“There are not enough Indians in the world to defeat the Seventh Cavalry.” ~ George Armstrong Custer.
Few notables in American military history come close to the polarizing effect stamped upon our chronicles than George Armstrong Custer.
At times brilliant, always bold and audacious, a shameless self-promoter and ofttimes far more reckless than prudent, Custer was all of these and more. Perhaps it’s not a stretch to say his demise on the rolling hills of Montana at the hands of American Indians almost was pre-ordained.
Born in Ohio in 1839, he grew up in Michigan with his half-sister, and set his sights early on to raise himself above his station in life with a military career.
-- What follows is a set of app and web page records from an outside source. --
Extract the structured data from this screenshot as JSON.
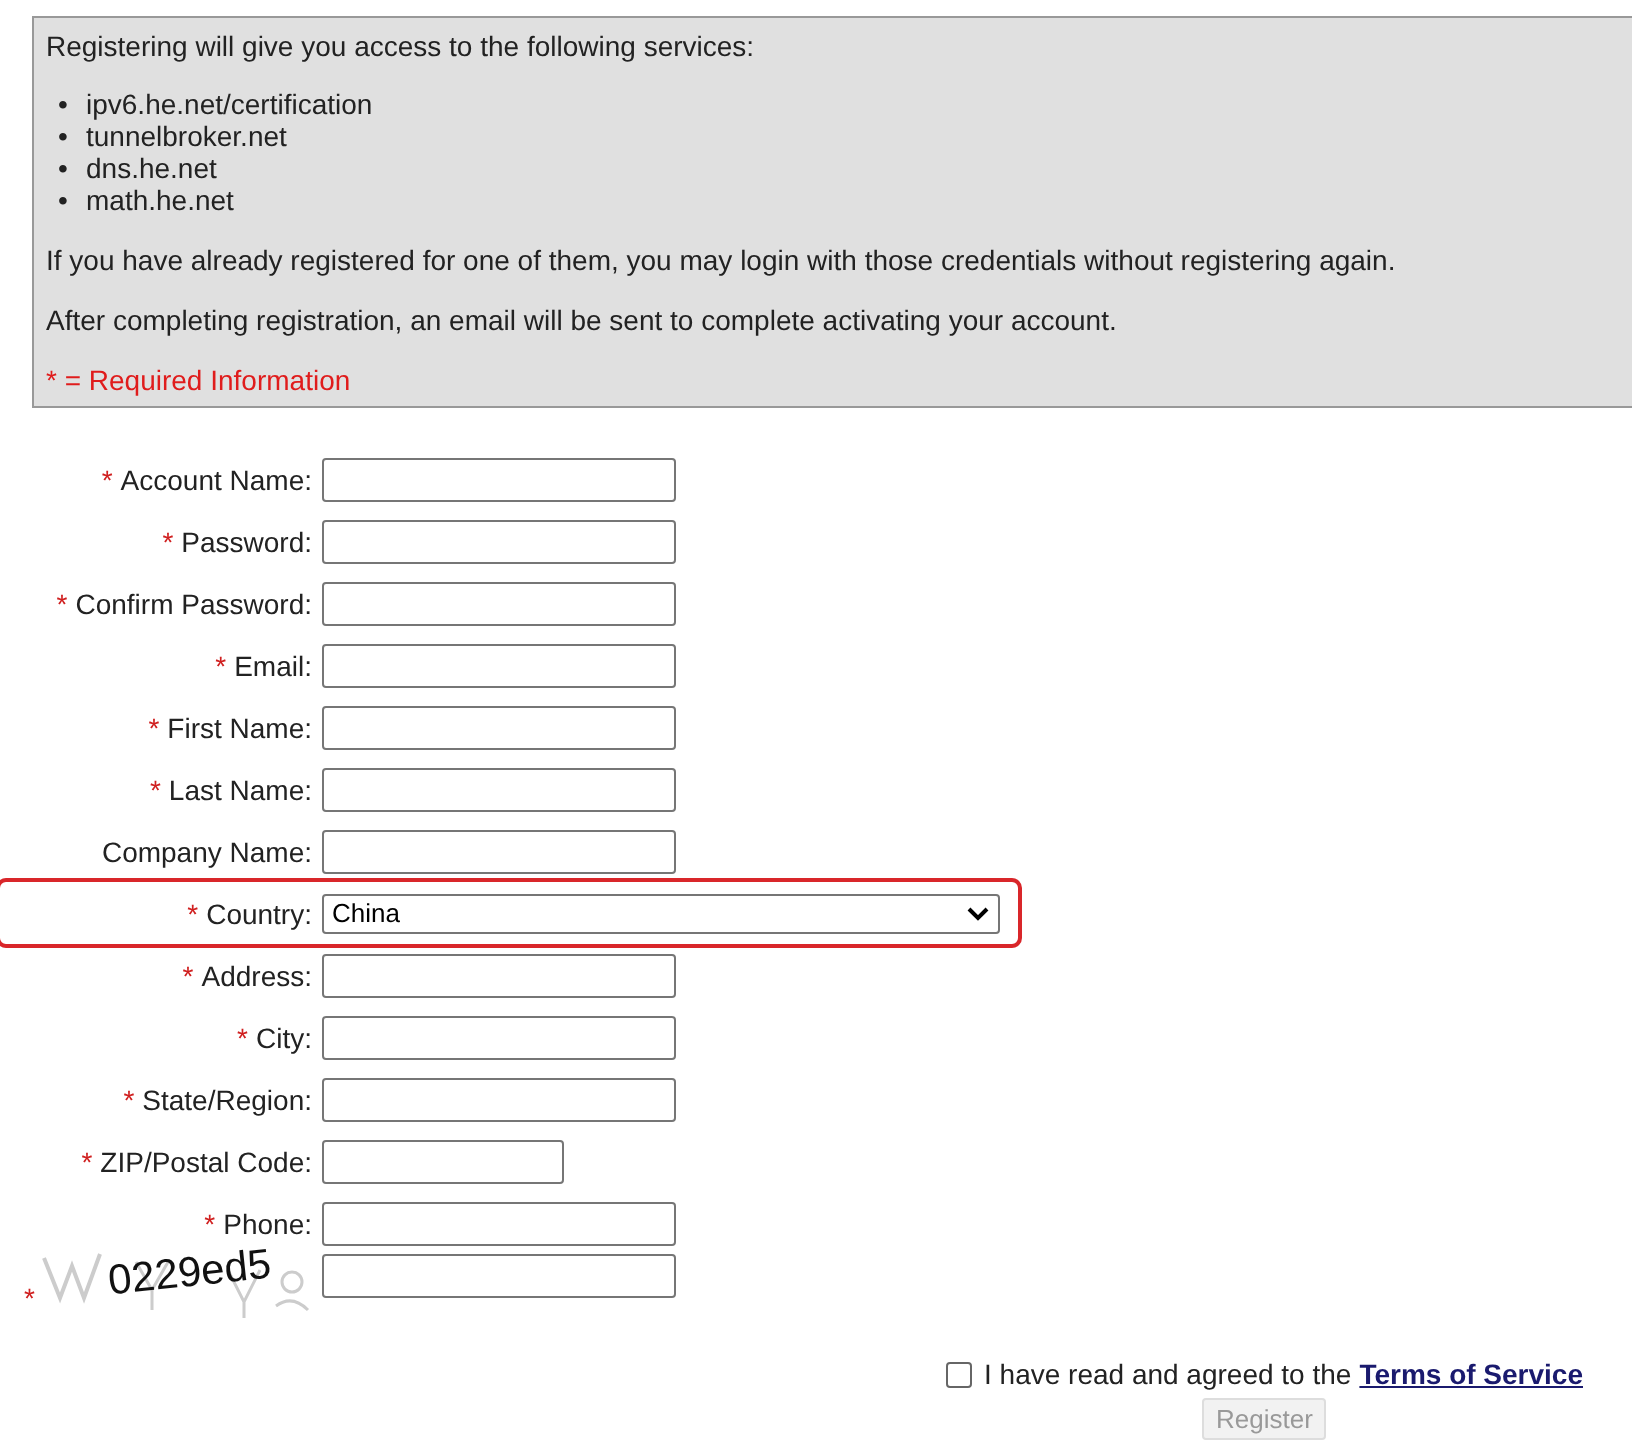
{
  "info": {
    "intro": "Registering will give you access to the following services:",
    "services": [
      {
        "bullet": "•",
        "text": "ipv6.he.net/certification"
      },
      {
        "bullet": "•",
        "text": "tunnelbroker.net"
      },
      {
        "bullet": "•",
        "text": "dns.he.net"
      },
      {
        "bullet": "•",
        "text": "math.he.net"
      }
    ],
    "paragraphs": [
      "If you have already registered for one of them, you may login with those credentials without registering again.",
      "After completing registration, an email will be sent to complete activating your account."
    ],
    "required_note": "* = Required Information"
  },
  "fields": [
    {
      "label": "Account Name:",
      "required_mark": "*",
      "kind": "text",
      "highlighted": false
    },
    {
      "label": "Password:",
      "required_mark": "*",
      "kind": "text",
      "highlighted": false
    },
    {
      "label": "Confirm Password:",
      "required_mark": "*",
      "kind": "text",
      "highlighted": false
    },
    {
      "label": "Email:",
      "required_mark": "*",
      "kind": "text",
      "highlighted": false
    },
    {
      "label": "First Name:",
      "required_mark": "*",
      "kind": "text",
      "highlighted": false
    },
    {
      "label": "Last Name:",
      "required_mark": "*",
      "kind": "text",
      "highlighted": false
    },
    {
      "label": "Company Name:",
      "kind": "text",
      "highlighted": false
    },
    {
      "label": "Country:",
      "required_mark": "*",
      "kind": "select",
      "value": "China",
      "highlighted": true
    },
    {
      "label": "Address:",
      "required_mark": "*",
      "kind": "text",
      "highlighted": false
    },
    {
      "label": "City:",
      "required_mark": "*",
      "kind": "text",
      "highlighted": false
    },
    {
      "label": "State/Region:",
      "required_mark": "*",
      "kind": "text",
      "highlighted": false
    },
    {
      "label": "ZIP/Postal Code:",
      "required_mark": "*",
      "kind": "short",
      "highlighted": false
    },
    {
      "label": "Phone:",
      "required_mark": "*",
      "kind": "text",
      "highlighted": false
    }
  ],
  "captcha": {
    "required_mark": "*",
    "code": "0229ed5"
  },
  "terms": {
    "checked": false,
    "text": "I have read and agreed to the",
    "link": "Terms of Service"
  },
  "register_button": {
    "label": "Register",
    "disabled": true
  }
}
Despite lacking qualifications to get an appointment to the U.S. Military Academy at West Point, Custer won over his local congressman and enrolled in 1857.
Unfortunately, Custer and discipline were like oil and water. Rebellious and disdainful of authority, he famously finished last in his class at The Point in spring of 1861, at the outbreak of the American Civil War.
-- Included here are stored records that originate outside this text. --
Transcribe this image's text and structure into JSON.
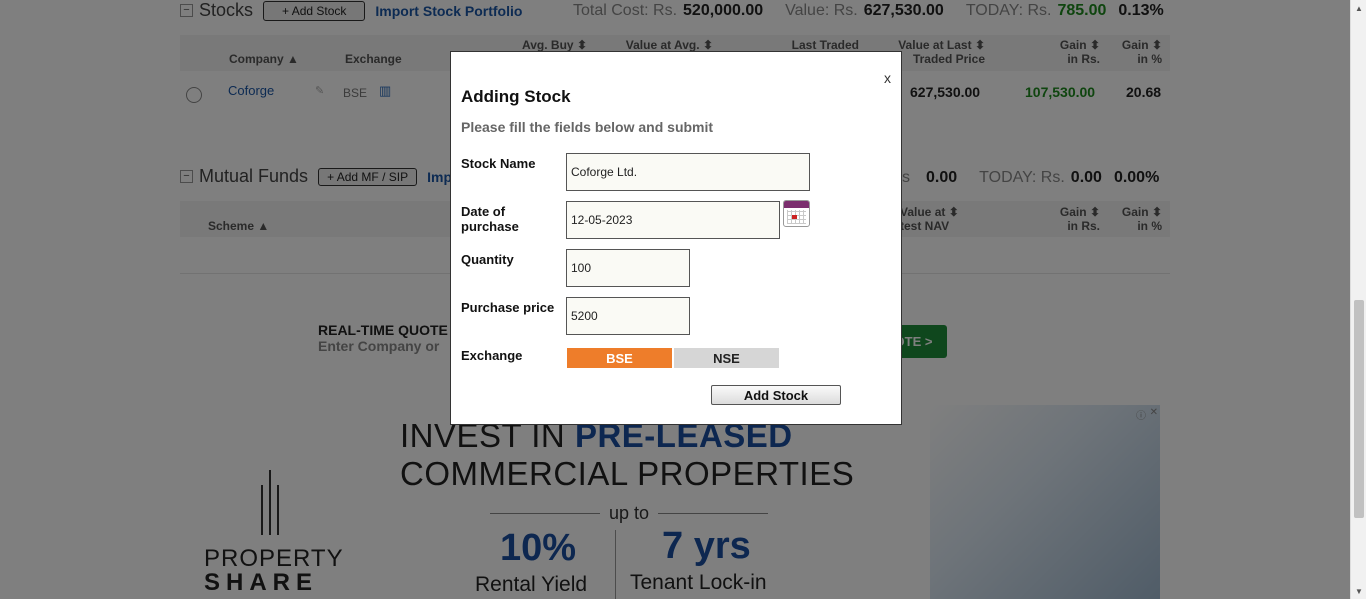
{
  "stocks": {
    "title": "Stocks",
    "add_label": "+ Add Stock",
    "import_label": "Import Stock Portfolio",
    "summary": {
      "total_cost_label": "Total Cost: Rs.",
      "total_cost": "520,000.00",
      "value_label": "Value: Rs.",
      "value": "627,530.00",
      "today_label": "TODAY: Rs.",
      "today": "785.00",
      "today_pct": "0.13%"
    },
    "columns": {
      "company": "Company",
      "exchange": "Exchange",
      "avg_buy": "Avg. Buy",
      "value_at_avg": "Value at Avg.",
      "last_traded": "Last Traded",
      "value_last_1": "Value at Last",
      "value_last_2": "Traded Price",
      "gain_rs_1": "Gain",
      "gain_rs_2": "in Rs.",
      "gain_pct_1": "Gain",
      "gain_pct_2": "in %"
    },
    "row": {
      "company": "Coforge",
      "exchange": "BSE",
      "value_last": "627,530.00",
      "gain_rs": "107,530.00",
      "gain_pct": "20.68"
    }
  },
  "mutual_funds": {
    "title": "Mutual Funds",
    "add_label": "+ Add MF / SIP",
    "import_label": "Imp",
    "summary": {
      "value_label": "s",
      "value": "0.00",
      "today_label": "TODAY: Rs.",
      "today": "0.00",
      "today_pct": "0.00%"
    },
    "columns": {
      "scheme": "Scheme",
      "value_nav_1": "Value at",
      "value_nav_2": "test NAV",
      "gain_rs_1": "Gain",
      "gain_rs_2": "in Rs.",
      "gain_pct_1": "Gain",
      "gain_pct_2": "in %"
    }
  },
  "quote": {
    "line1": "REAL-TIME QUOTE",
    "line2": "Enter Company or",
    "button": "OTE >"
  },
  "ad": {
    "line1_a": "INVEST IN ",
    "line1_b": "PRE-LEASED",
    "line2": "COMMERCIAL PROPERTIES",
    "upto": "up to",
    "big1": "10%",
    "big2": "7 yrs",
    "sub1": "Rental Yield",
    "sub2": "Tenant Lock-in",
    "logo_1": "PROPERTY",
    "logo_2": "SHARE"
  },
  "modal": {
    "close": "x",
    "title": "Adding Stock",
    "subtitle": "Please fill the fields below and submit",
    "stock_name_label": "Stock Name",
    "stock_name_value": "Coforge Ltd.",
    "date_label_1": "Date of",
    "date_label_2": "purchase",
    "date_value": "12-05-2023",
    "quantity_label": "Quantity",
    "quantity_value": "100",
    "price_label": "Purchase price",
    "price_value": "5200",
    "exchange_label": "Exchange",
    "exchange_bse": "BSE",
    "exchange_nse": "NSE",
    "submit_label": "Add Stock"
  }
}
In fact, if not for a quirk of fate, Custer never would have had a military career. A few days before graduation, serving as officer of the guard at West Point, he failed to prevent a fight between two cadets and faced a court-martial.
But with war breaking out, and throngs of Southern cadets leaving the Army for the new Confederacy, the U.S. Army was desperate for officers and Custer was spared a career-crippling court-martial.
Custer had a way of ingratiating himself to superiors, and was able to move his military career along, constantly currying favor along the way.
He distinguished himself as a cavalryman, and somehow was promoted at the tender age of 23 from captain to brevet brigadier general by Union cavalry commander Gen. Alfred Pleasonton, despite having virtually no command experience.
Commanding a cavalry brigade at the Battle of Gettysburg, Custer wasted little time in employing his aggressive nature on the battlefield.
Often called reckless and foolhardy by fellow officers, he was a careful battle planner, having a natural instinct for gauging the relative strengths and weaknesses of his foe, which ofttimes were units of celebrated Confederate cavalry officer J.E.B. Stuart.
He led mounted charges of his Michigan Brigade at Hunterstown and East Cavalry Field at Gettysburg. In one ill-advised charge, Custer fell from his wounded horse directly before Confederate cavalry, and became the target of enemy fire. He was rescued by a trooper of the First Michigan Cavalry, who galloped up, shot the nearest Confederate and saved Custer’s life.
Still shameless in self-promotion, Custer wrote after he lost 257 men at the titanic Pennsylvania battle — the highest loss of any Union cavalry brigade — “I challenge the annals of warfare to produce a more brilliant or successful charge of cavalry.”
Sounds like he could have been a politician in 2014.
Modesty was not any part of the Custer character, or his at-times exaggerated publicity-generating legend.
Present at Robert E. Lee’s surrender at Appomattox, Custer soon was reduced in rank back to captain, as was the custom following the Civil War and its policy of brevet promotion in the field.
Sometimes called vain and “a dandy” by the men under his command, he still instilled courage and a style that most times was successful — a trait which often endeared him to his men, Washington politicians and particularly to his superiors.
Yet, it also eventually would lead to his undoing.
Appointed lieutenant colonel of the newly created 7th Cavalry Regiment at Fort Riley, Kan., he soon was appointed brevet major general at the pleading of Pleasonton, and took part in the campaigns against the Cheyenne in 1867.
With tensions high between the U.S. and most Plains Indian tribes, including the Lakota Sioux and Cheyenne in 1874 — Americans continually broke treaty agreements and continued a further advance onto Indian lands of the West, with violence and acts of vengeance rife.
With the Indians forced by the government to move onto reservation lands, they rebelled, and Custer and the 7th departed Fort Lincoln, N.D., in May 1876, to round up all free Indians.
Custer boldly yet foolishly attacked a large encampment of Lakota, Northern Cheyenne and Arapaho along the Little Bighorn River, hoping to round up all the women and children and force the braves to capitulate.
In perhaps the worst miscalculation of any American military commander in history, Custer and his small divided force of about 700 cavalrymen was set upon by as many as 5,000 Indian braves. The Indians at times were better armed than the troopers, and Custer and his bravado were no match against this reality.
Called a massacre — more an arrogant miscalculation of an ill-advised government policy — Custer and his hapless men died quickly and rode off into history as Custer’s Last Stand.
Christy is news editor at the Enid News & Eagle. Go to his column blog at enid news.com/historicallyspeaking.